Can we meet the grade?
Recent moves by leading food retailers remind that herd management decisions no longer begin and end at the farm gate.
The analysis is hard to argue against: as global standards of living continue to rise, most of those who make a living studying such trends agree that the consumption of meat will rise as well. This is excellent news for the pig industry and all those connected to animal agriculture. The overriding movement toward improved incomes worldwide is expected to equate to improved meat consumption in emerging and developing nations.
But there is another trend that is becoming more visible and brings with it some unique challenges: a more-informed consumer base that is no longer content to accept food at face value. The days of consumers believing that pork is pork and beef is beef are a thing of the past with impacts felt in animal agriculture first in Europe and now spreading worldwide.
The knowledge that consumers are becoming increasingly interested in how animal agriculture runs its businesses certainly presents a fresh set of considerations but if we can somehow differentiate between science-based reasonable and genuine inquiries, and demands based on inaccurate assumptions, perhaps we can partner with an informed consumer base in a positive manner. Informed and educated consumers are, in fact, what many in animal agriculture have said they prefer.
For decades, consumers had little interest in how their food got to the meat case. Several generations removed from the farm in many cases, they no longer raised their own food and were not particularly concerned with how that food got to their tables.
Educating the public
Enter today's consumer. Armed with more education — and more expectationsa trend that can be expected to continue among countries with rising household incomes — they have been pelted with media messages of animal rights most of their lives. They have seen natural and organic markets spring up with growing frequency. They have heard a multitude of messages, some scientifically based, some not. They have seen the debate over cages, grazing, and what floors animals walked on. They have seen animal disease outbreaks that have affected humans and livestock. They have seen feed and food recalls by the dozens. But through these developments, they have also grown an interest in not only what goes onto the dinner table, but also what is being fed to meat-producing animals. It is fairly safe to think that as more nations raise their meat consumption, this interest in animal welfare will also increase.
Animal welfare trends
In many ways, animal agriculture is being asked to respond to consumer demands in ways it has never been asked to before. Large food retailers have begun making greater demands on their suppliers that have found their way all the way down the food chain. Some of these efforts are broad in input and scientifically based. Others are driven by various market motives and emotions.
One of the latest representations of where we can expect consumer trends to go was the recent announcement by Whole Foods Market that it is launching a system in which meat sold at the chain will receive a 1-to-5 rating, based on animal welfare protocols audited by a third party. The chain claims it is the first such graded system anywhere for meats.

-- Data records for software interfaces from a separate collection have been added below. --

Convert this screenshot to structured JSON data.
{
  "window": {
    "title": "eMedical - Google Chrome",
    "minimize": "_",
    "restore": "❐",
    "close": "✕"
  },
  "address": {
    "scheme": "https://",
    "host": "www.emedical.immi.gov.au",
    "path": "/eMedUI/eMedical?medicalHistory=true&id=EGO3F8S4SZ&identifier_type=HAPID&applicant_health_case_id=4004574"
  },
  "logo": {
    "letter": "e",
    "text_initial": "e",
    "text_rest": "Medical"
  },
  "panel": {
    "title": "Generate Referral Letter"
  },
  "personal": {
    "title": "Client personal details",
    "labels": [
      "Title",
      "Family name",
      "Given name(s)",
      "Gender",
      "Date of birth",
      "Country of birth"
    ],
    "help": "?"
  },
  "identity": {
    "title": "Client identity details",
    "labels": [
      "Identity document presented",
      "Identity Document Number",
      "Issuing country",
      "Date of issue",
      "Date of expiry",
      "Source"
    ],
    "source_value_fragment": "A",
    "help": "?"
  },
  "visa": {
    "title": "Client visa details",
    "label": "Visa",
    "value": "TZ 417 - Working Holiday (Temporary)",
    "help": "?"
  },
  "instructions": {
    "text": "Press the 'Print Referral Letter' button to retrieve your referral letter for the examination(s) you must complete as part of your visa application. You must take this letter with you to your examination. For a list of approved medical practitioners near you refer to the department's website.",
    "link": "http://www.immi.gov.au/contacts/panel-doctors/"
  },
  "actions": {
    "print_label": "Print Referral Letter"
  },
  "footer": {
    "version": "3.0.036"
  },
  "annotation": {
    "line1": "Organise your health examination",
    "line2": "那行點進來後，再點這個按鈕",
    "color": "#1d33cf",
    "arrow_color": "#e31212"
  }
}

Launched in the USA,in 1980, Whole Foods Market has grown into the world's leader in natural and organic foods with more than 270 stores in North America and the United Kingdom. Whole Foods Market's spokesperson said that the market had long required what it sees as basic animal welfare stipulations in what it sold: no antibiotics or hormones. But she said the chain wanted to do more. Roll out of the new system followed a five-year development process during which the company said it invited participation from animal-welfare groups, scientists and producers in order to develop standards across all meat-animal species. The ratings directly relate to how animals are fed and housed.
Certainly this company does not represent all super markets and its consumers are not representative of all consumers. But I also don't believe animal agriculture is served by ignoring or underestimating the impact that a rating system based on animal welfare could have on the industry, whether or not the process utilised is one we could agree upon. One of the keys for the pig industry will be to analyse the economics of welfare choices in our herd management practices.
Anticipation of increases in the consumption of meat around the world brings optimism for the future of the pig industry amid uneasiness over global food security. But with this increased consumption we can also expect an increased interest in animal welfare, some of it scientifically based, some not. An increasingly aware consumer base is not going to be ignored without repercussions in the marketplace. Now that we've begun to identify these new demands, it's time to assess their impact.